━━━━━ SOURCE RECORDS ━━━━━

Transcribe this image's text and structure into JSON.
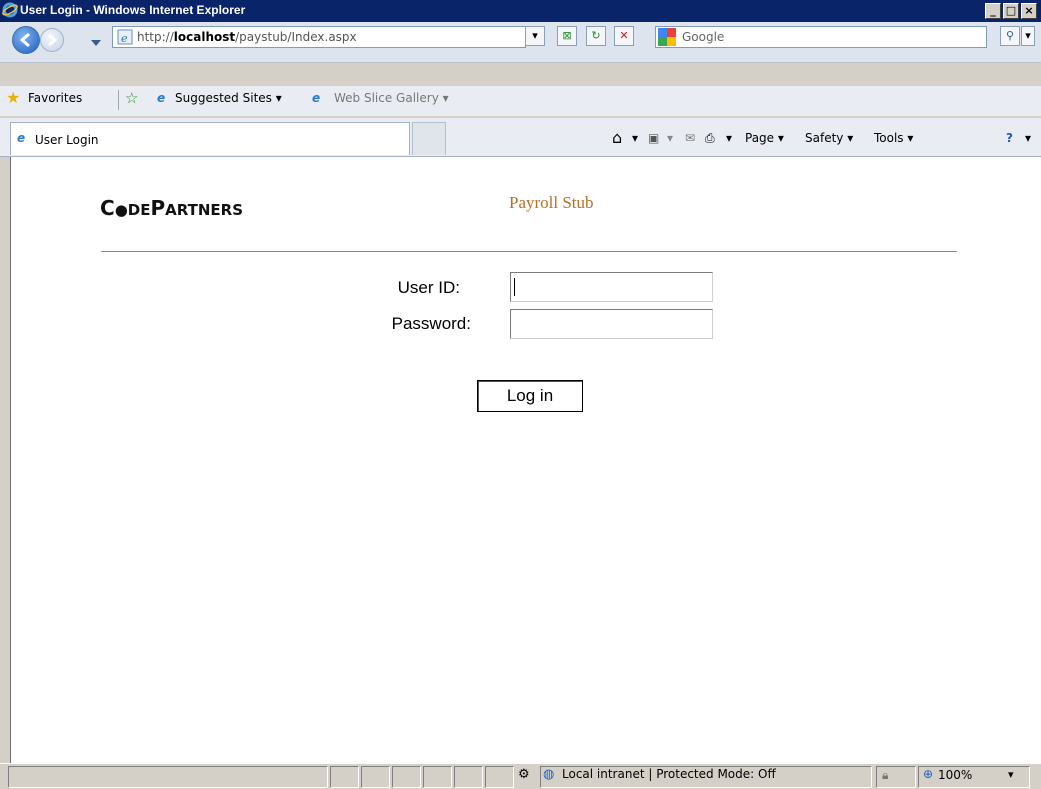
{
  "window": {
    "title": "User Login - Windows Internet Explorer",
    "min_label": "_",
    "max_label": "□",
    "close_label": "×"
  },
  "address": {
    "url_prefix": "http://",
    "url_host": "localhost",
    "url_path": "/paystub/Index.aspx",
    "search_placeholder": "Google"
  },
  "favorites": {
    "favorites_label": "Favorites",
    "suggested_sites": "Suggested Sites ▾",
    "web_slice": "Web Slice Gallery ▾"
  },
  "tab": {
    "label": "User Login"
  },
  "commandbar": {
    "page": "Page ▾",
    "safety": "Safety ▾",
    "tools": "Tools ▾"
  },
  "page": {
    "logo_parts": [
      "C",
      "●",
      "DE",
      "P",
      "ARTNERS"
    ],
    "app_title": "Payroll Stub",
    "user_id_label": "User ID:",
    "password_label": "Password:",
    "login_button": "Log in",
    "user_id_value": "",
    "password_value": ""
  },
  "status": {
    "zone_text": "Local intranet | Protected Mode: Off",
    "zoom": "100%"
  },
  "colors": {
    "title_bar": "#0a246a",
    "app_title": "#b66f25"
  }
}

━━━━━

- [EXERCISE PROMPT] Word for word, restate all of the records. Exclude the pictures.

- [OUTPUT OF THE EXERCISE]
Transcribe this image's text and structure into JSON.
{
  "window": {
    "title": "User Login - Windows Internet Explorer",
    "min_label": "_",
    "max_label": "□",
    "close_label": "×"
  },
  "address": {
    "url_prefix": "http://",
    "url_host": "localhost",
    "url_path": "/paystub/Index.aspx",
    "search_placeholder": "Google"
  },
  "favorites": {
    "favorites_label": "Favorites",
    "suggested_sites": "Suggested Sites ▾",
    "web_slice": "Web Slice Gallery ▾"
  },
  "tab": {
    "label": "User Login"
  },
  "commandbar": {
    "page": "Page ▾",
    "safety": "Safety ▾",
    "tools": "Tools ▾"
  },
  "page": {
    "logo_parts": [
      "C",
      "●",
      "DE",
      "P",
      "ARTNERS"
    ],
    "app_title": "Payroll Stub",
    "user_id_label": "User ID:",
    "password_label": "Password:",
    "login_button": "Log in",
    "user_id_value": "",
    "password_value": ""
  },
  "status": {
    "zone_text": "Local intranet | Protected Mode: Off",
    "zoom": "100%"
  },
  "colors": {
    "title_bar": "#0a246a",
    "app_title": "#b66f25"
  }
}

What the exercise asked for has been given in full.